Even though viṣaya-vāsanās [inclinations or desires to be aware of things other than oneself, which are the seeds that give rise to all thoughts or phenomena], which come from time immemorial, rise [as thoughts or phenomena] in countless numbers like ocean-waves, they will all be destroyed when svarūpa-dhyāna [self-attentiveness] increases and increases. Without giving room even to the doubting thought ‘Is it possible to dissolve so many vāsanās and remain only as svarūpa [my own actual self]?’ it is necessary to cling tenaciously to svarūpa-dhyāna. However great a sinner a person may be, if instead of lamenting and weeping ‘I am a sinner! How am I going to be saved?’ he completely rejects the thought that he is a sinner and is zealous [or steadfast] in self-attentiveness, he will certainly be reformed [transformed into what one actually is].
What he advises us to do and the principles on which his advice stand are so extremely simple and easy to understand, and also to put into practice if we have sufficient genuine love to be aware of ourself as we actually are and thereby to surrender or let go of everything else, including our own ego.
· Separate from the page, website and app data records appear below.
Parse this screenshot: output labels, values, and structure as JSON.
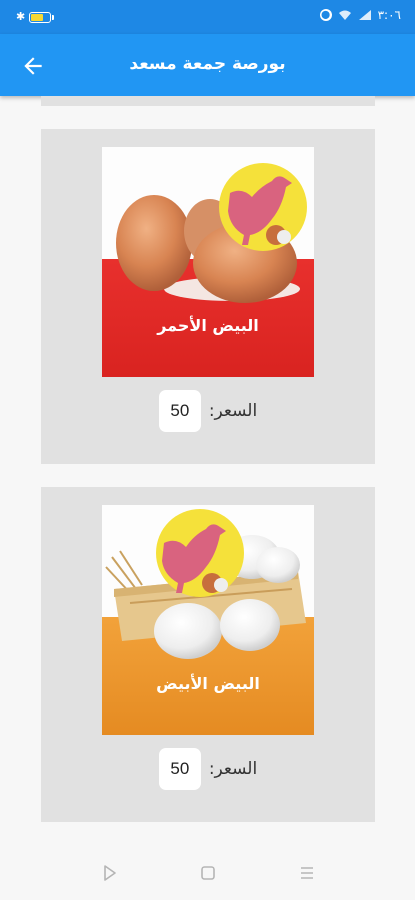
{
  "status_bar": {
    "time": "٣:٠٦",
    "bluetooth": "✱"
  },
  "app_bar": {
    "title": "بورصة جمعة مسعد",
    "back_icon": "arrow-back-icon"
  },
  "products": [
    {
      "name": "البيض الأحمر",
      "price_label": "السعر:",
      "price": "50",
      "band_color": "#e5312e"
    },
    {
      "name": "البيض الأبيض",
      "price_label": "السعر:",
      "price": "50",
      "band_color": "#ee9a2c"
    }
  ],
  "nav_bar": {
    "icons": [
      "back-triangle-icon",
      "home-square-icon",
      "recents-menu-icon"
    ]
  },
  "colors": {
    "primary": "#2196f3",
    "status_bar": "#1e88e5",
    "card_bg": "#e1e1e1",
    "logo_yellow": "#f5e13a",
    "logo_hen": "#d9637f"
  }
}
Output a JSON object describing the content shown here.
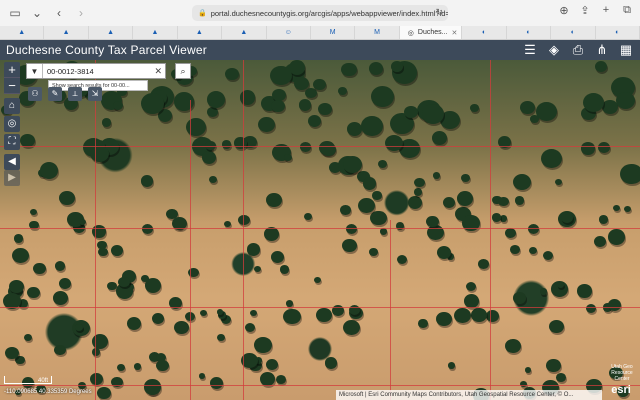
{
  "browser": {
    "url": "portal.duchesnecountygis.org/arcgis/apps/webappviewer/index.html?id=",
    "tabs": [
      {
        "label": "",
        "icon": "site-icon"
      },
      {
        "label": "",
        "icon": "site-icon"
      },
      {
        "label": "",
        "icon": "site-icon"
      },
      {
        "label": "",
        "icon": "site-icon"
      },
      {
        "label": "",
        "icon": "site-icon"
      },
      {
        "label": "",
        "icon": "site-icon"
      },
      {
        "label": "",
        "icon": "smile-icon"
      },
      {
        "label": "",
        "icon": "gmail-icon"
      },
      {
        "label": "",
        "icon": "gmail-icon"
      },
      {
        "label": "Duches...",
        "icon": "esri-icon",
        "active": true
      },
      {
        "label": "",
        "icon": "edge-icon"
      },
      {
        "label": "",
        "icon": "edge-icon"
      },
      {
        "label": "",
        "icon": "edge-icon"
      },
      {
        "label": "",
        "icon": "edge-icon"
      }
    ]
  },
  "app": {
    "title": "Duchesne County Tax Parcel Viewer"
  },
  "search": {
    "value": "00-0012-3814",
    "suggestion": "Show search results for 00-00..."
  },
  "map": {
    "scale_label": "40ft",
    "coordinates": "-110.090685 40.335359 Degrees",
    "attribution": "Microsoft | Esri Community Maps Contributors, Utah Geospatial Resource Center, © O...",
    "esri_logo": "esri",
    "esri_small": "Utah Geo Resource Center"
  },
  "colors": {
    "header_bg": "#3d4a5a",
    "parcel_line": "#d23c3c"
  }
}
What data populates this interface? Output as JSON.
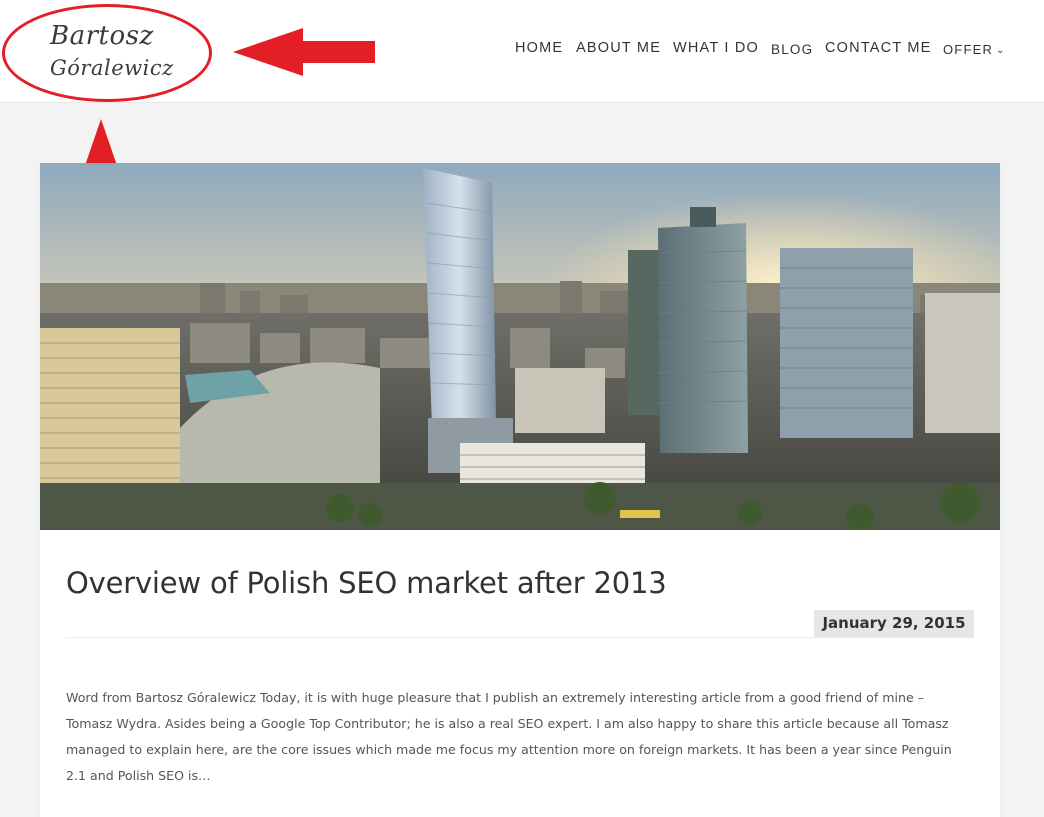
{
  "logo": {
    "line1": "Bartosz",
    "line2": "Góralewicz"
  },
  "nav": {
    "home": "HOME",
    "about": "ABOUT ME",
    "what": "WHAT I DO",
    "blog": "BLOG",
    "contact": "CONTACT ME",
    "offer": "OFFER"
  },
  "post": {
    "title": "Overview of Polish SEO market after 2013",
    "date": "January 29, 2015",
    "excerpt": "Word from Bartosz Góralewicz Today, it is with huge pleasure that I publish an extremely interesting article from a good friend of mine – Tomasz Wydra. Asides being a Google Top Contributor; he is also a real SEO expert. I am also happy to share this article because all Tomasz managed to explain here, are the core issues which made me focus my attention more on foreign markets. It has been a year since Penguin 2.1 and Polish SEO is…"
  },
  "colors": {
    "annotation": "#e31e24",
    "header_bg": "#ffffff",
    "page_bg": "#f3f3f3",
    "date_badge_bg": "#e6e6e6"
  },
  "icons": {
    "offer_chevron": "chevron-down-icon"
  }
}
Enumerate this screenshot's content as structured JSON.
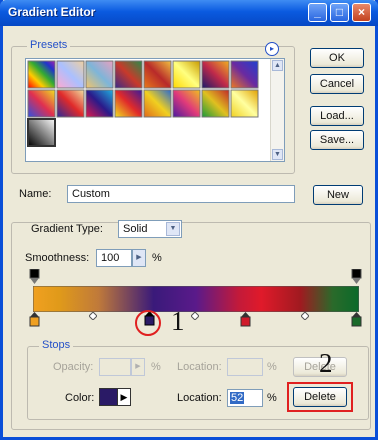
{
  "window": {
    "title": "Gradient Editor"
  },
  "titlebar": {
    "min_glyph": "_",
    "max_glyph": "□",
    "close_glyph": "×"
  },
  "presets": {
    "label": "Presets",
    "menu_glyph": "▸"
  },
  "buttons": {
    "ok": "OK",
    "cancel": "Cancel",
    "load": "Load...",
    "save": "Save...",
    "new": "New",
    "delete_disabled": "Delete",
    "delete": "Delete"
  },
  "name": {
    "label": "Name:",
    "value": "Custom"
  },
  "gradient": {
    "type_label": "Gradient Type:",
    "type_value": "Solid",
    "smoothness_label": "Smoothness:",
    "smoothness_value": "100",
    "smoothness_unit": "%"
  },
  "stops": {
    "label": "Stops",
    "opacity_label": "Opacity:",
    "opacity_unit": "%",
    "location_label": "Location:",
    "location_unit": "%",
    "color_label": "Color:",
    "color_location_label": "Location:",
    "color_location_unit": "%",
    "color_swatch": "#2a1a66",
    "location_value": "52"
  },
  "annotations": {
    "one": "1",
    "two": "2",
    "color": "#e02020"
  },
  "colors": {
    "accent": "#2450c8",
    "title": "#0a5ae0"
  }
}
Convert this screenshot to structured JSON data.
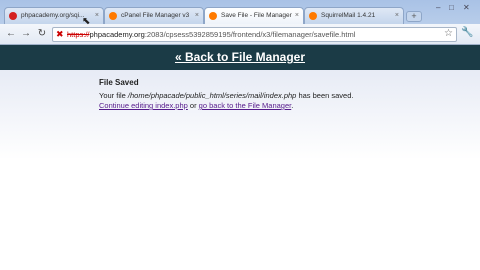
{
  "colors": {
    "header_bar": "#1b3b46",
    "link": "#551a8b",
    "error_scheme": "#cc0000"
  },
  "tabs": [
    {
      "title": "phpacademy.org/sqi...",
      "icon": "youtube-icon",
      "color": "#d42020"
    },
    {
      "title": "cPanel File Manager v3",
      "icon": "cpanel-icon",
      "color": "#ff7a00"
    },
    {
      "title": "Save File - File Manager",
      "icon": "cpanel-icon",
      "color": "#ff7a00"
    },
    {
      "title": "SquirrelMail 1.4.21",
      "icon": "cpanel-icon",
      "color": "#ff7a00"
    }
  ],
  "newtab_label": "+",
  "omnibox": {
    "scheme": "https://",
    "host": "phpacademy.org",
    "rest": ":2083/cpsess5392859195/frontend/x3/filemanager/savefile.html"
  },
  "page": {
    "back_link": "« Back to File Manager",
    "heading": "File Saved",
    "line1_pre": "Your file ",
    "line1_path": "/home/phpacade/public_html/series/mail/index.php",
    "line1_post": " has been saved.",
    "continue_link": "Continue editing index.php",
    "or_text": " or ",
    "back_fm_link": "go back to the File Manager",
    "period": "."
  }
}
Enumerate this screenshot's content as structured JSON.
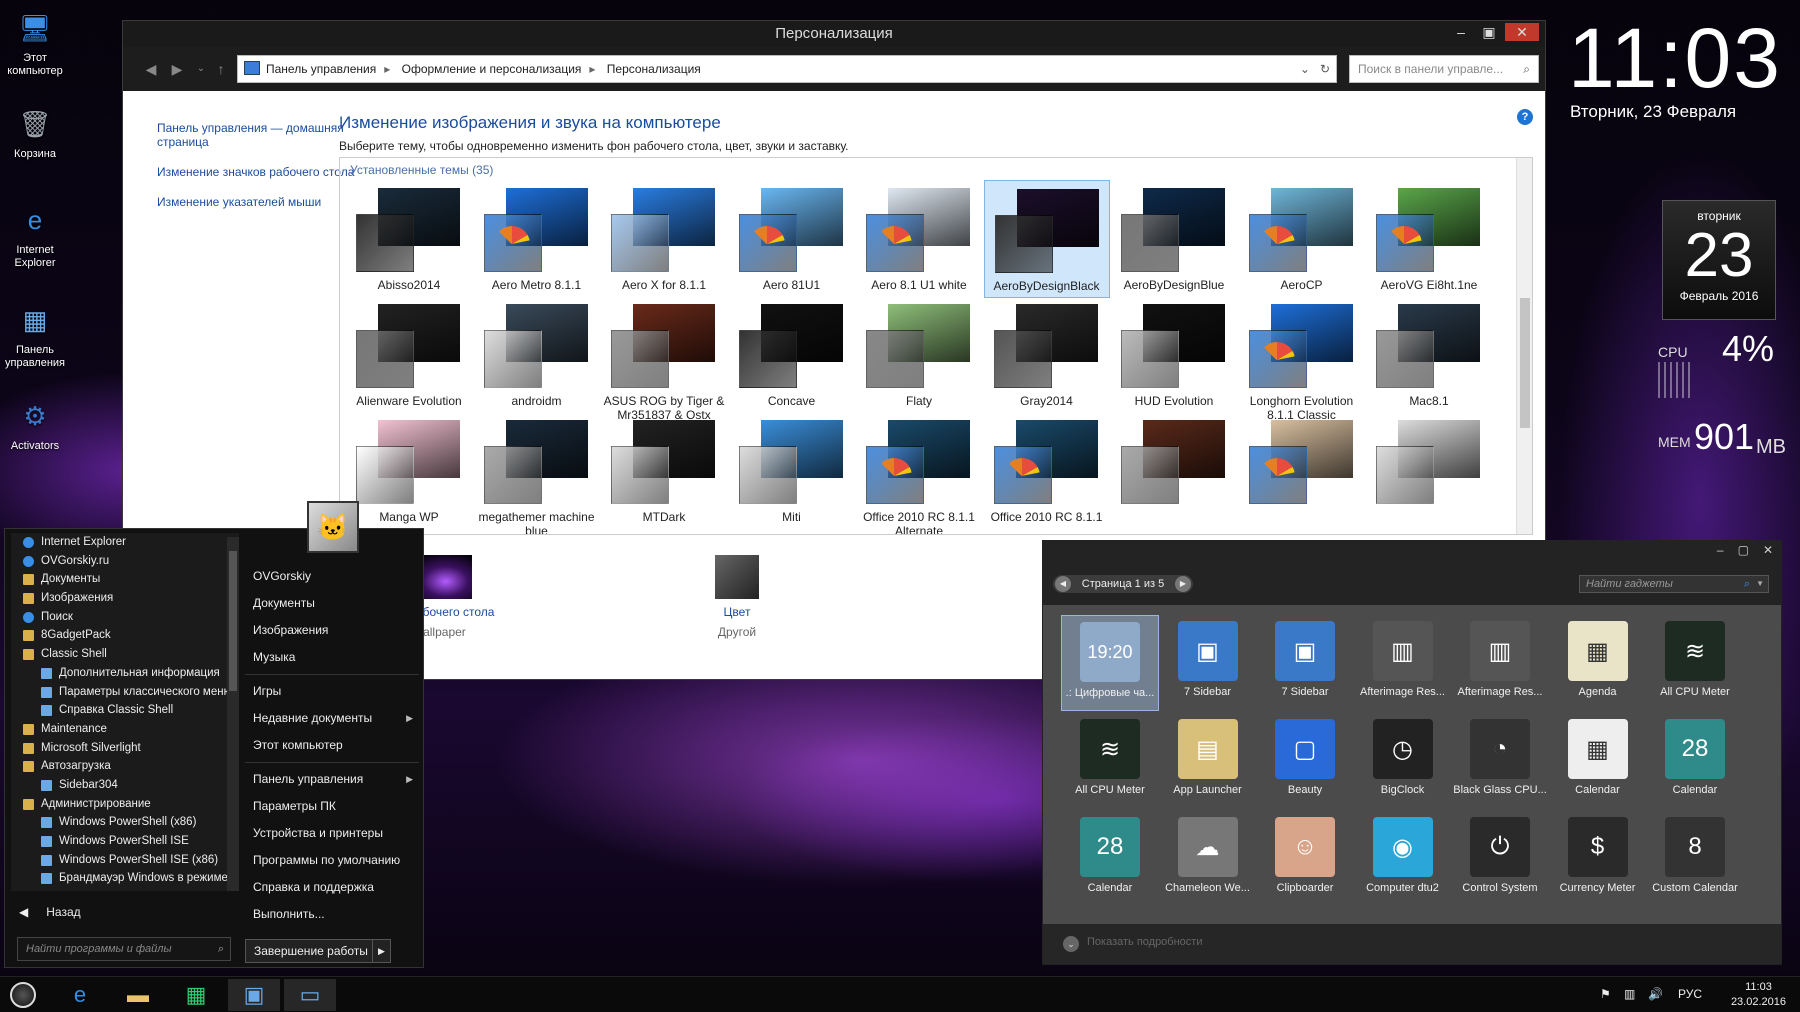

Nothing other than wholehearted, overwhelming and all-consuming love (bhakti) to be aware of ourself alone is needed.
His simple teachings are therefore fundamentally different to what most others teach or advise us to do. The usual advice we hear from others is to attend to something other than ourself or to do something other than just trying to be simply self-attentive, whereas all Bhagavan advises us to do is to try persistently to attend to ourself alone. He says it does not matter how many times we are distracted by the appearance of other thoughts, which are all that constitute this entire world of myriad phenomena, so long as we persevere in trying to turn our attention back to ourself, the one to whom everything else appears.
We all know that we have many defects and impurities in our mind, such as selfishness, greed, lust, anger and so on, or at least we have the seeds of all such defects, but none of these defects are our real problem. The real problem that Bhagavan has identified, the one problem that is the root of all other problems, is only our ego. Therefore what we need to focus on tackling is only this ego and not any of its numerous other problems.
So long as this ego survives all its defects will survive along with it, to a greater or lesser extent, and even if we manage to overcome any of our defects such as anger to a certain extent, its root, our ego, will still survive. What is it that wants to and tries to overcome all these defects? It is only our ego, so if we were to focus on any or all such defects in an attempt to overcome them, we would thereby be inadvertently sustaining our ego. This is why we can never conquer our mind and all its defects so long as we remain as this ego. The only way to conquer them all is to eradicate our ego.
This is why Bhagavan was not concerned about all our numerous other defects, and he did not advise us to be concerned about them either, because he knew that they are inevitable so long as we rise and stand as this ego. Therefore his entire teachings focus only on this one defect, our ego, which is the root of all other defects, and on the means by which we can free ourself from it.
What he taught us is in essence that, since we rise, stand and flourish as this ego only by being aware of, attending to or observing anything other than ourself, it is only by attending to or observing ourself alone that we can dissolve this ego — which is just an illusory and formless phantom, a mistaken awareness of ourself as something other than what we actually are — and thus subside and merge back into our source in such a way that we will never rise again.